**DESCRIPTION OF THE TASK:**
Copy the records below exactly, but leave out any picture they contain.

-- -- --

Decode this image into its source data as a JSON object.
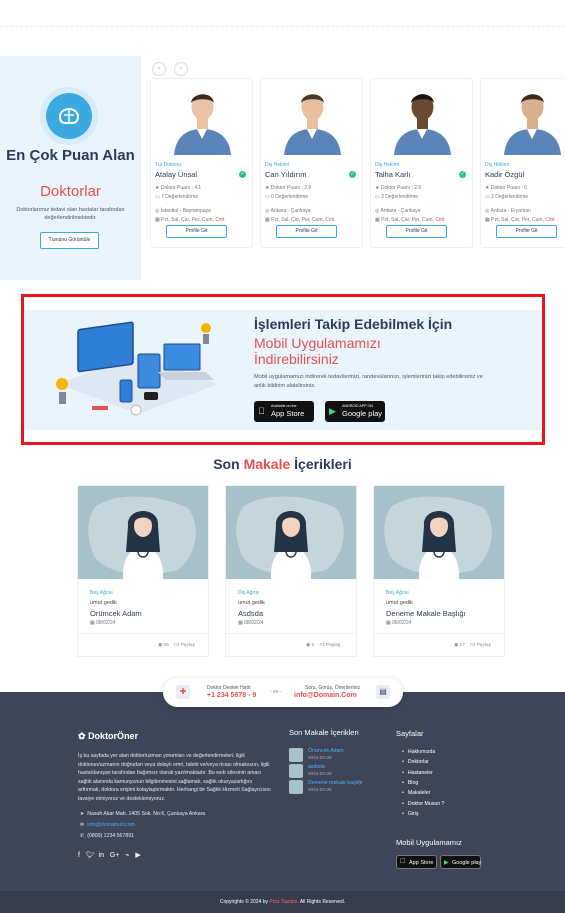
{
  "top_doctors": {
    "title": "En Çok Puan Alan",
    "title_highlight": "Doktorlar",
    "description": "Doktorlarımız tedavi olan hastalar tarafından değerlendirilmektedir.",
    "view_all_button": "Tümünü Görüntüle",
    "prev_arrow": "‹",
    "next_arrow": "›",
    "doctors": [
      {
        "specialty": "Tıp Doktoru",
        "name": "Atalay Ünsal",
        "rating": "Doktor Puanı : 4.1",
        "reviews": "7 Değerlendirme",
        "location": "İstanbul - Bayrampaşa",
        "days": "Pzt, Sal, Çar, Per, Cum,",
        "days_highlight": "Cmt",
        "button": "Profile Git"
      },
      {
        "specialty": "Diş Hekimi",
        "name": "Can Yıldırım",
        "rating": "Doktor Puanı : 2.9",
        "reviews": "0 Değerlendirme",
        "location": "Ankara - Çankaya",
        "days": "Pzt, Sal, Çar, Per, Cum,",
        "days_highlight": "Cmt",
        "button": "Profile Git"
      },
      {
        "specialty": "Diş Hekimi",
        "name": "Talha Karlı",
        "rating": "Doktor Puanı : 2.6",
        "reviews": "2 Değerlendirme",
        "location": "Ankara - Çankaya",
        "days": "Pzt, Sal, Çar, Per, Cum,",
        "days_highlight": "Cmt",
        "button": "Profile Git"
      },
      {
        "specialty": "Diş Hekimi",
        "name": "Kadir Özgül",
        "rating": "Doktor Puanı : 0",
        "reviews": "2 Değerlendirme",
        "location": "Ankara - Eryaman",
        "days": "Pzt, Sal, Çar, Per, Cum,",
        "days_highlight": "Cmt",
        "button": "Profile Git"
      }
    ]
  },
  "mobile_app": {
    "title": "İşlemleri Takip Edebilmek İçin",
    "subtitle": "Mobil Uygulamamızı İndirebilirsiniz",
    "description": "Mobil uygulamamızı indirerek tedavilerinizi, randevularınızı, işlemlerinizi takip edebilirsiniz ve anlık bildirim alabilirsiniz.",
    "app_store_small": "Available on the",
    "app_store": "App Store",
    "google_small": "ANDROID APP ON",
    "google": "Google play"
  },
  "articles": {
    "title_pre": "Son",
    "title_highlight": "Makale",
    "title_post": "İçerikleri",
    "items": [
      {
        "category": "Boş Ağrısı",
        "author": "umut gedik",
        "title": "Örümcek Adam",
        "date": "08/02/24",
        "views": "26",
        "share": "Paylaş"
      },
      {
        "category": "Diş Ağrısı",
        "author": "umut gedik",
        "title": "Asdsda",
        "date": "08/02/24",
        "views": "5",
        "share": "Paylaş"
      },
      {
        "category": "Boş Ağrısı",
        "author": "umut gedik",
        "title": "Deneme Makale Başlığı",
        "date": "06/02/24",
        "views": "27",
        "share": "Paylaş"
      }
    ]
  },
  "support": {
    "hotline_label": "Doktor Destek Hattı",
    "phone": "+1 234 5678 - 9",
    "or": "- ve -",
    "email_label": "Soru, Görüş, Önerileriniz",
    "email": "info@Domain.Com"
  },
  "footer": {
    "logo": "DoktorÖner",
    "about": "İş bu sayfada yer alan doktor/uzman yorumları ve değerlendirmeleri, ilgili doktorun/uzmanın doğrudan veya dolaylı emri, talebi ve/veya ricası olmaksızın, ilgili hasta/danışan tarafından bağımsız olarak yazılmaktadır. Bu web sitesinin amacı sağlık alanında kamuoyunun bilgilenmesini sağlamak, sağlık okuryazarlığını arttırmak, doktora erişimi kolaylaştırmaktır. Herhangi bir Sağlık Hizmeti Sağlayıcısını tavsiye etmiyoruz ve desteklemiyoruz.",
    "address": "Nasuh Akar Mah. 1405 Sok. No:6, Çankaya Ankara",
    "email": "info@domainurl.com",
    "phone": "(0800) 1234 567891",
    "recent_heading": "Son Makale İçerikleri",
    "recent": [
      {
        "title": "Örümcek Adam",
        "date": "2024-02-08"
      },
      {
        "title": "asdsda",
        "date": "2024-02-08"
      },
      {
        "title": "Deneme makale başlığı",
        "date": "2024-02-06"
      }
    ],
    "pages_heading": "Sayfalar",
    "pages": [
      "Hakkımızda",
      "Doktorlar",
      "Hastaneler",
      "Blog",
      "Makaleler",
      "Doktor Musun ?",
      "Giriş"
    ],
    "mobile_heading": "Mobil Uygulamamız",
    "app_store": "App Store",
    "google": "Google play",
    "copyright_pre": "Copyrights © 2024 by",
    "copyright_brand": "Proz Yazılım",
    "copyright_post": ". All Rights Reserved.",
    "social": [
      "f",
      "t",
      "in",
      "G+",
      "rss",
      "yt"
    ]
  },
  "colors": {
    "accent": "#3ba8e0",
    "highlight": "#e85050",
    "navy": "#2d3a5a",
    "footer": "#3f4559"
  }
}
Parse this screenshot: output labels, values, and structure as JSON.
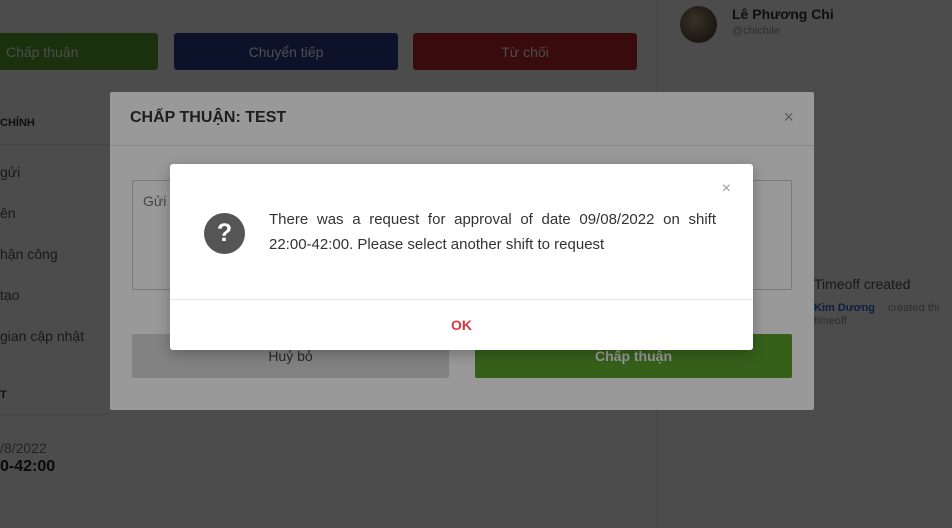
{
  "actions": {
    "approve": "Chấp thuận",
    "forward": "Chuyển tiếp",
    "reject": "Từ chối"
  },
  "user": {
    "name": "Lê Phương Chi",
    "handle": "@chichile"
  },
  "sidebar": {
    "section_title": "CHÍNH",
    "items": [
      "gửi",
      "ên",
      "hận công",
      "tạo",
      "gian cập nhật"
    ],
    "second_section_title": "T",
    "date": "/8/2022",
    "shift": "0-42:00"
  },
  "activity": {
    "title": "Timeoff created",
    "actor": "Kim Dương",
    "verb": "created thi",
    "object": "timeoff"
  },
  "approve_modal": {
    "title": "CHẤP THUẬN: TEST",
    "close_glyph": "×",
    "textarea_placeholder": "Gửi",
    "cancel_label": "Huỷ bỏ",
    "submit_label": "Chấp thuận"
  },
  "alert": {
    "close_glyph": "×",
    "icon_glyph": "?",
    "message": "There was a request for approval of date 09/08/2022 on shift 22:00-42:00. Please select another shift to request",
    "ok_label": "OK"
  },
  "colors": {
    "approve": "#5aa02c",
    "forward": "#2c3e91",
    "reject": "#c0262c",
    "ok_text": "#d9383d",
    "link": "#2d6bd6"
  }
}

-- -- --

**EXPECTED OUTPUT:**
Decode this image into its source data as a JSON object.
{
  "top_doctors": {
    "title": "En Çok Puan Alan",
    "title_highlight": "Doktorlar",
    "description": "Doktorlarımız tedavi olan hastalar tarafından değerlendirilmektedir.",
    "view_all_button": "Tümünü Görüntüle",
    "prev_arrow": "‹",
    "next_arrow": "›",
    "doctors": [
      {
        "specialty": "Tıp Doktoru",
        "name": "Atalay Ünsal",
        "rating": "Doktor Puanı : 4.1",
        "reviews": "7 Değerlendirme",
        "location": "İstanbul - Bayrampaşa",
        "days": "Pzt, Sal, Çar, Per, Cum,",
        "days_highlight": "Cmt",
        "button": "Profile Git"
      },
      {
        "specialty": "Diş Hekimi",
        "name": "Can Yıldırım",
        "rating": "Doktor Puanı : 2.9",
        "reviews": "0 Değerlendirme",
        "location": "Ankara - Çankaya",
        "days": "Pzt, Sal, Çar, Per, Cum,",
        "days_highlight": "Cmt",
        "button": "Profile Git"
      },
      {
        "specialty": "Diş Hekimi",
        "name": "Talha Karlı",
        "rating": "Doktor Puanı : 2.6",
        "reviews": "2 Değerlendirme",
        "location": "Ankara - Çankaya",
        "days": "Pzt, Sal, Çar, Per, Cum,",
        "days_highlight": "Cmt",
        "button": "Profile Git"
      },
      {
        "specialty": "Diş Hekimi",
        "name": "Kadir Özgül",
        "rating": "Doktor Puanı : 0",
        "reviews": "2 Değerlendirme",
        "location": "Ankara - Eryaman",
        "days": "Pzt, Sal, Çar, Per, Cum,",
        "days_highlight": "Cmt",
        "button": "Profile Git"
      }
    ]
  },
  "mobile_app": {
    "title": "İşlemleri Takip Edebilmek İçin",
    "subtitle": "Mobil Uygulamamızı İndirebilirsiniz",
    "description": "Mobil uygulamamızı indirerek tedavilerinizi, randevularınızı, işlemlerinizi takip edebilirsiniz ve anlık bildirim alabilirsiniz.",
    "app_store_small": "Available on the",
    "app_store": "App Store",
    "google_small": "ANDROID APP ON",
    "google": "Google play"
  },
  "articles": {
    "title_pre": "Son",
    "title_highlight": "Makale",
    "title_post": "İçerikleri",
    "items": [
      {
        "category": "Boş Ağrısı",
        "author": "umut gedik",
        "title": "Örümcek Adam",
        "date": "08/02/24",
        "views": "26",
        "share": "Paylaş"
      },
      {
        "category": "Diş Ağrısı",
        "author": "umut gedik",
        "title": "Asdsda",
        "date": "08/02/24",
        "views": "5",
        "share": "Paylaş"
      },
      {
        "category": "Boş Ağrısı",
        "author": "umut gedik",
        "title": "Deneme Makale Başlığı",
        "date": "06/02/24",
        "views": "27",
        "share": "Paylaş"
      }
    ]
  },
  "support": {
    "hotline_label": "Doktor Destek Hattı",
    "phone": "+1 234 5678 - 9",
    "or": "- ve -",
    "email_label": "Soru, Görüş, Önerileriniz",
    "email": "info@Domain.Com"
  },
  "footer": {
    "logo": "DoktorÖner",
    "about": "İş bu sayfada yer alan doktor/uzman yorumları ve değerlendirmeleri, ilgili doktorun/uzmanın doğrudan veya dolaylı emri, talebi ve/veya ricası olmaksızın, ilgili hasta/danışan tarafından bağımsız olarak yazılmaktadır. Bu web sitesinin amacı sağlık alanında kamuoyunun bilgilenmesini sağlamak, sağlık okuryazarlığını arttırmak, doktora erişimi kolaylaştırmaktır. Herhangi bir Sağlık Hizmeti Sağlayıcısını tavsiye etmiyoruz ve desteklemiyoruz.",
    "address": "Nasuh Akar Mah. 1405 Sok. No:6, Çankaya Ankara",
    "email": "info@domainurl.com",
    "phone": "(0800) 1234 567891",
    "recent_heading": "Son Makale İçerikleri",
    "recent": [
      {
        "title": "Örümcek Adam",
        "date": "2024-02-08"
      },
      {
        "title": "asdsda",
        "date": "2024-02-08"
      },
      {
        "title": "Deneme makale başlığı",
        "date": "2024-02-06"
      }
    ],
    "pages_heading": "Sayfalar",
    "pages": [
      "Hakkımızda",
      "Doktorlar",
      "Hastaneler",
      "Blog",
      "Makaleler",
      "Doktor Musun ?",
      "Giriş"
    ],
    "mobile_heading": "Mobil Uygulamamız",
    "app_store": "App Store",
    "google": "Google play",
    "copyright_pre": "Copyrights © 2024 by",
    "copyright_brand": "Proz Yazılım",
    "copyright_post": ". All Rights Reserved.",
    "social": [
      "f",
      "t",
      "in",
      "G+",
      "rss",
      "yt"
    ]
  },
  "colors": {
    "accent": "#3ba8e0",
    "highlight": "#e85050",
    "navy": "#2d3a5a",
    "footer": "#3f4559"
  }
}
Parse this screenshot: output labels, values, and structure as JSON.
{
  "actions": {
    "approve": "Chấp thuận",
    "forward": "Chuyển tiếp",
    "reject": "Từ chối"
  },
  "user": {
    "name": "Lê Phương Chi",
    "handle": "@chichile"
  },
  "sidebar": {
    "section_title": "CHÍNH",
    "items": [
      "gửi",
      "ên",
      "hận công",
      "tạo",
      "gian cập nhật"
    ],
    "second_section_title": "T",
    "date": "/8/2022",
    "shift": "0-42:00"
  },
  "activity": {
    "title": "Timeoff created",
    "actor": "Kim Dương",
    "verb": "created thi",
    "object": "timeoff"
  },
  "approve_modal": {
    "title": "CHẤP THUẬN: TEST",
    "close_glyph": "×",
    "textarea_placeholder": "Gửi",
    "cancel_label": "Huỷ bỏ",
    "submit_label": "Chấp thuận"
  },
  "alert": {
    "close_glyph": "×",
    "icon_glyph": "?",
    "message": "There was a request for approval of date 09/08/2022 on shift 22:00-42:00. Please select another shift to request",
    "ok_label": "OK"
  },
  "colors": {
    "approve": "#5aa02c",
    "forward": "#2c3e91",
    "reject": "#c0262c",
    "ok_text": "#d9383d",
    "link": "#2d6bd6"
  }
}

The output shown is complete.